All lines in the entries below that hold "JSON" make up the answer.

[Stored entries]
****

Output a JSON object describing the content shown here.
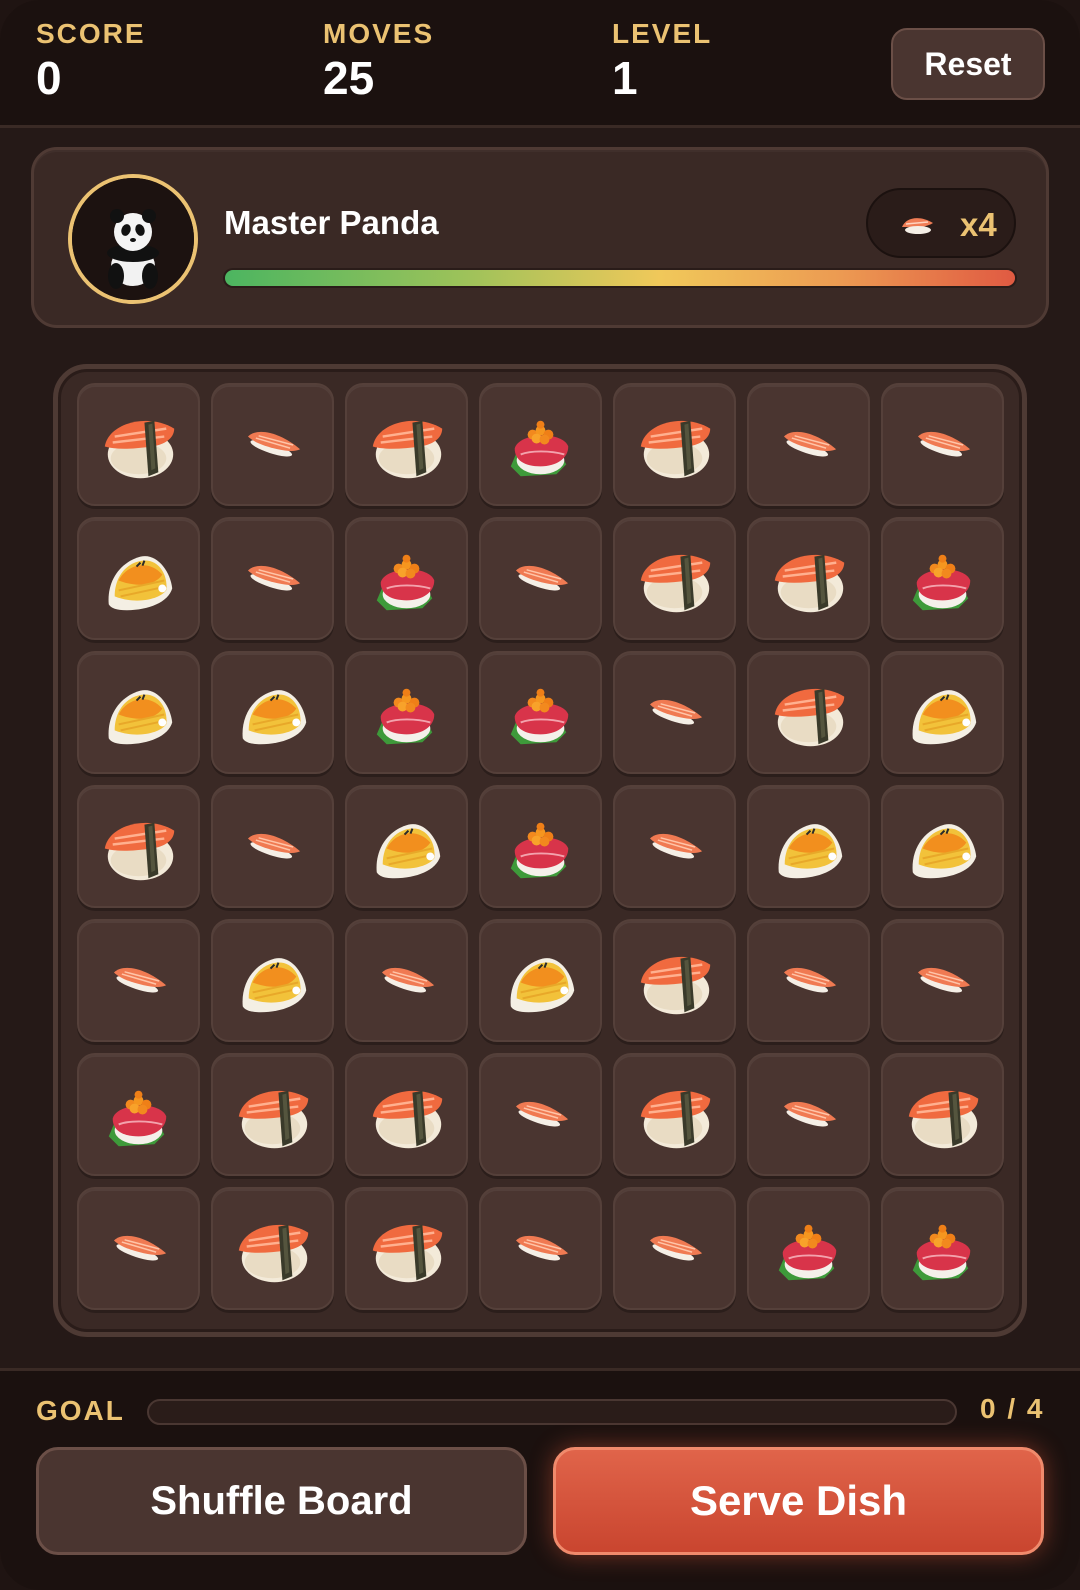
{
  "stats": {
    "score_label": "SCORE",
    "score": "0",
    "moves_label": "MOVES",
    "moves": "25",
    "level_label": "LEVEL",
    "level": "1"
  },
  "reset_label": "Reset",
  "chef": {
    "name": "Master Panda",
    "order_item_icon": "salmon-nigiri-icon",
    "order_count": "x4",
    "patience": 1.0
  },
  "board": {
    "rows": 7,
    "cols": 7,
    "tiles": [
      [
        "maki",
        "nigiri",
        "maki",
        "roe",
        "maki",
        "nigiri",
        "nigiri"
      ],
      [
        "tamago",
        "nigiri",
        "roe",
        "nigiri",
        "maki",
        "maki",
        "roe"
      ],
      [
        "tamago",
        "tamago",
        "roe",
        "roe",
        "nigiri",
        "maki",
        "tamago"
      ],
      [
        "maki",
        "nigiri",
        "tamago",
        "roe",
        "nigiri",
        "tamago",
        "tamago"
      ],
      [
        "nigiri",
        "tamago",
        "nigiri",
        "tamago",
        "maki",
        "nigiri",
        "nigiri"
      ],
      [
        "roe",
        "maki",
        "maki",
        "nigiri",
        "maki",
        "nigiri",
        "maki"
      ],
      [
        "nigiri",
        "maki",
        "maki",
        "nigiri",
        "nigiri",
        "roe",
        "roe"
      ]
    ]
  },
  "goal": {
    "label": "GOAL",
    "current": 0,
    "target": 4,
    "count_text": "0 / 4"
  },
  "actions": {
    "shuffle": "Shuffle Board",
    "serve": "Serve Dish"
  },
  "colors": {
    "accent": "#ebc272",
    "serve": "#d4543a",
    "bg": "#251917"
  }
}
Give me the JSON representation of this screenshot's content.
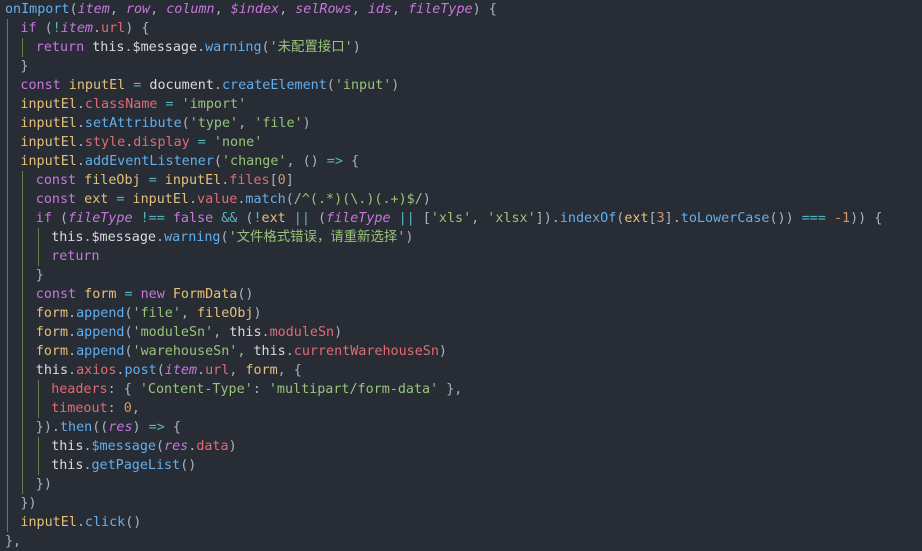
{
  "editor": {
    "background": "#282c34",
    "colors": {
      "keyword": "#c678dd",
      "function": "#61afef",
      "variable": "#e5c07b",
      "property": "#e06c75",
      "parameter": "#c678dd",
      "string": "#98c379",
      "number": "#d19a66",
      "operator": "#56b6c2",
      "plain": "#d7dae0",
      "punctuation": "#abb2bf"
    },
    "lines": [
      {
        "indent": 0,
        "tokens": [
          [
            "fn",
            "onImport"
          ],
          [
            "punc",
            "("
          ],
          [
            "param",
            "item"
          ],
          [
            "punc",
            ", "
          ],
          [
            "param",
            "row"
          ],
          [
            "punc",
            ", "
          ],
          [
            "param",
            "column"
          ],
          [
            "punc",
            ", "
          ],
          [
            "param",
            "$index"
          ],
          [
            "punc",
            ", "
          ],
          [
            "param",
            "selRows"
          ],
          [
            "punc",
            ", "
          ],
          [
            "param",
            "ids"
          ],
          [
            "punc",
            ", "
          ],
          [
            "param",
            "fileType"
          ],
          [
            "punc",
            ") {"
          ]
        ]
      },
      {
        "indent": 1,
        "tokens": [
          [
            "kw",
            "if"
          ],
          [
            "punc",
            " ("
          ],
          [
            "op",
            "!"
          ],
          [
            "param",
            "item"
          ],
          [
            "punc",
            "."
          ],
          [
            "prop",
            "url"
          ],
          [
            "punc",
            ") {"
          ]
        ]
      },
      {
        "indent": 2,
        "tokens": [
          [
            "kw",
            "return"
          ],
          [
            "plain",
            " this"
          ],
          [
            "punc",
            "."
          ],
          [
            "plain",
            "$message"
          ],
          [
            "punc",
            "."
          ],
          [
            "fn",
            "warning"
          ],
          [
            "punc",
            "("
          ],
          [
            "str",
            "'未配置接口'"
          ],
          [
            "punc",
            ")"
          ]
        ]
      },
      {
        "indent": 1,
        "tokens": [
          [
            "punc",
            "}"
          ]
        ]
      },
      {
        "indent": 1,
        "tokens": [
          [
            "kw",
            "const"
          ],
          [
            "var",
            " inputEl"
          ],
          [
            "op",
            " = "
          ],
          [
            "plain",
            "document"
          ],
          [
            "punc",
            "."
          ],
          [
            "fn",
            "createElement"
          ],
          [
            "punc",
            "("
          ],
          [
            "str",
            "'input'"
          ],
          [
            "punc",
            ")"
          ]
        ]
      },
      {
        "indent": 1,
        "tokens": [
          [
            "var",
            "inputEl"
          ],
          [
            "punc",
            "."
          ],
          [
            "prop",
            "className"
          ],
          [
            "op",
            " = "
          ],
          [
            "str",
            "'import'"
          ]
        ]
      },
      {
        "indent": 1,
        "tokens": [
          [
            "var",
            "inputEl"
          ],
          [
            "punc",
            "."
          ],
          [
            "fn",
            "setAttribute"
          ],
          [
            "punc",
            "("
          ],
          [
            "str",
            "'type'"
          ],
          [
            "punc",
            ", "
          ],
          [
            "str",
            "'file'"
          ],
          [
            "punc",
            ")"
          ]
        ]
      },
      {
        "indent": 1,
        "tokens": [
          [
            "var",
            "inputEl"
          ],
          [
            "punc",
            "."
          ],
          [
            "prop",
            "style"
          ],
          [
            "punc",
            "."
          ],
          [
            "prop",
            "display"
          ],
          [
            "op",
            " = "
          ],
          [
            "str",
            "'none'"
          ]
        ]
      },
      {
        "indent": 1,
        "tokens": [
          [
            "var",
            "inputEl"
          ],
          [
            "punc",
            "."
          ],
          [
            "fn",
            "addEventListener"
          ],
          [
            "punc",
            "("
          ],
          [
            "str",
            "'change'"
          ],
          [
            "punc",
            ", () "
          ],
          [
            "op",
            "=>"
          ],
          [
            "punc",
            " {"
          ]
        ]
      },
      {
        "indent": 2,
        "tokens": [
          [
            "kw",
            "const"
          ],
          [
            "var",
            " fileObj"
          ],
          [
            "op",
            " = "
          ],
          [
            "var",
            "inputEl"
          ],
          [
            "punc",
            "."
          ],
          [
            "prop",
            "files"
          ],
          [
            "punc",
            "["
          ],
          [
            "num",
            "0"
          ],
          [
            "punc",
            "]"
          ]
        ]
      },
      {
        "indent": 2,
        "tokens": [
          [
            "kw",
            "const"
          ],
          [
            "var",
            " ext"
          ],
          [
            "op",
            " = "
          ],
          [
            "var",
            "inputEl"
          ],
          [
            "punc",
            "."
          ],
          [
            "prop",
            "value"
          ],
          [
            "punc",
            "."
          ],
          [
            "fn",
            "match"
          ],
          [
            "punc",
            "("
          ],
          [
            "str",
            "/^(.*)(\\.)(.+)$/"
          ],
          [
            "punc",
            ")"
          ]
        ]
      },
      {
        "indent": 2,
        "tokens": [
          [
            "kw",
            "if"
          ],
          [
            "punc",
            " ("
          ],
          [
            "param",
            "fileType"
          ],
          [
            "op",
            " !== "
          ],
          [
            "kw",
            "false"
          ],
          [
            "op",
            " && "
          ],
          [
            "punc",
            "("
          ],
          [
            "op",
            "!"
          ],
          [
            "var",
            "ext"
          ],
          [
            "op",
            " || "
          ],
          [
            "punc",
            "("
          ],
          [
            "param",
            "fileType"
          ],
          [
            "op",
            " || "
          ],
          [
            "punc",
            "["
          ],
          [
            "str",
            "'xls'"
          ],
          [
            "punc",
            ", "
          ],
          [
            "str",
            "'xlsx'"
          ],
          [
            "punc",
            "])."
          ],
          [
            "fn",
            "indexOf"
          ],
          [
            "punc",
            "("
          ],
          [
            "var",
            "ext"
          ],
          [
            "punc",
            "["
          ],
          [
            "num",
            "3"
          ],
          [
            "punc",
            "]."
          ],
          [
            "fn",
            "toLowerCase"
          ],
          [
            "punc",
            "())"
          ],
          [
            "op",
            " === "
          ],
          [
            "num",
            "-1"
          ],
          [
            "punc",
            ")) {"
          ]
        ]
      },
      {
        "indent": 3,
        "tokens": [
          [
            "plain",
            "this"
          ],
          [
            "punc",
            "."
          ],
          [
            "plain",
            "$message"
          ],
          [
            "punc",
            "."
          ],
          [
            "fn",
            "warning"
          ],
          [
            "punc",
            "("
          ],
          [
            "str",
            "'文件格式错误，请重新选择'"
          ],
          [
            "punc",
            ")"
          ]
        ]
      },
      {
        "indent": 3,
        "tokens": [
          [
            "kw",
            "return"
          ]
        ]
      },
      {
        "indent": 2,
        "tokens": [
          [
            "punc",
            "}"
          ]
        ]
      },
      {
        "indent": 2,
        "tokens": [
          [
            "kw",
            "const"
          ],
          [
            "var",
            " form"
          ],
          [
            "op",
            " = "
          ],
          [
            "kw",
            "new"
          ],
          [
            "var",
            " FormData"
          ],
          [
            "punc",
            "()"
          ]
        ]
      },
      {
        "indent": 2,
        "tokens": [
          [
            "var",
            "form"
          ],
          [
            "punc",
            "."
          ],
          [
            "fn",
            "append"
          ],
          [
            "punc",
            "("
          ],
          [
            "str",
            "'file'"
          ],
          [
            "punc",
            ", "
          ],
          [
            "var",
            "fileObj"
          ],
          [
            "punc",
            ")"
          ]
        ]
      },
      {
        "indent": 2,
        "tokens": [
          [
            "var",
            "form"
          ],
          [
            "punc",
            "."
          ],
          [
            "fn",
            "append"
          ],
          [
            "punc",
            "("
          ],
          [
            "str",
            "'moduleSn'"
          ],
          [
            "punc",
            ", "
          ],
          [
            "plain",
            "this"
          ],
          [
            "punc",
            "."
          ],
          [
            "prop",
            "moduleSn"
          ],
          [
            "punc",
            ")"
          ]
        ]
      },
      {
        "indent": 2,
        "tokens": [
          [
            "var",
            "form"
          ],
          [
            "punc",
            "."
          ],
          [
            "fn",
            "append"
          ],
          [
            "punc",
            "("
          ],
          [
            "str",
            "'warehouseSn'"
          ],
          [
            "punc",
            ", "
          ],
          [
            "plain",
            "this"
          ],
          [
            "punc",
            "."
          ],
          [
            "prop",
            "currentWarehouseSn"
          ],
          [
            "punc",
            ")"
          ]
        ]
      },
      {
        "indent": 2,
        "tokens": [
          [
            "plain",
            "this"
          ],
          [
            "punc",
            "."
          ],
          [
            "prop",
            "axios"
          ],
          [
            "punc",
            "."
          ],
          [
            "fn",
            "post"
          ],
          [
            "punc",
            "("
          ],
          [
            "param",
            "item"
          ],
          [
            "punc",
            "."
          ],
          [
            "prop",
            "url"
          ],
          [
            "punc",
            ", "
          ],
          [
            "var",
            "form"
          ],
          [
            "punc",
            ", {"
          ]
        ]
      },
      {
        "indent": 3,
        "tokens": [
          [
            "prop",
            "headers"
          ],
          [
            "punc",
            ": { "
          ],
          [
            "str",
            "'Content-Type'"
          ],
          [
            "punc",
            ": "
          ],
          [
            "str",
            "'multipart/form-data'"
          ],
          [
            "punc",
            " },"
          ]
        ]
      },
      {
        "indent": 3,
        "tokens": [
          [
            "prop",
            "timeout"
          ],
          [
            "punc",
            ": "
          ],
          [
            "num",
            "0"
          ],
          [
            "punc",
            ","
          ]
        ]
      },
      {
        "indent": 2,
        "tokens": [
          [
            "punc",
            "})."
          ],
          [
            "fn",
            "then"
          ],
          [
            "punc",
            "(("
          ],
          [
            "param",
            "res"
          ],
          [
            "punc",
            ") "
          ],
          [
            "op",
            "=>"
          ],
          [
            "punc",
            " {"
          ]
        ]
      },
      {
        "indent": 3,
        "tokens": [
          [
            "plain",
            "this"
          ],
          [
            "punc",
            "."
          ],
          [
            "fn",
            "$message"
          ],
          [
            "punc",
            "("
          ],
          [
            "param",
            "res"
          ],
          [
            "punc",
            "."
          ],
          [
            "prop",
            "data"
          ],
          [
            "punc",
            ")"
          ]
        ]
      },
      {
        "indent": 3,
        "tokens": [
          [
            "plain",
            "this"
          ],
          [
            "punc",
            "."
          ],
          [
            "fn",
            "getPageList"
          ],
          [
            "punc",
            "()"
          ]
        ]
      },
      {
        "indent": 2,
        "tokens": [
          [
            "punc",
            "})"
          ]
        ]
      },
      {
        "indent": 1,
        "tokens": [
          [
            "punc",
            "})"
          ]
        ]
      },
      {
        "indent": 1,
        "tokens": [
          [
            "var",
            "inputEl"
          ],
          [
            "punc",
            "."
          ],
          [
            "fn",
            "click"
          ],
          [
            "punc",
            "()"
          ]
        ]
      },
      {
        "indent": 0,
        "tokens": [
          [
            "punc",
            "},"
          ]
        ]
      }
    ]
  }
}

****

• _RESPONSE TO THIS TASK_
Output a JSON object describing the content shown here.
Give me the JSON representation of this screenshot's content.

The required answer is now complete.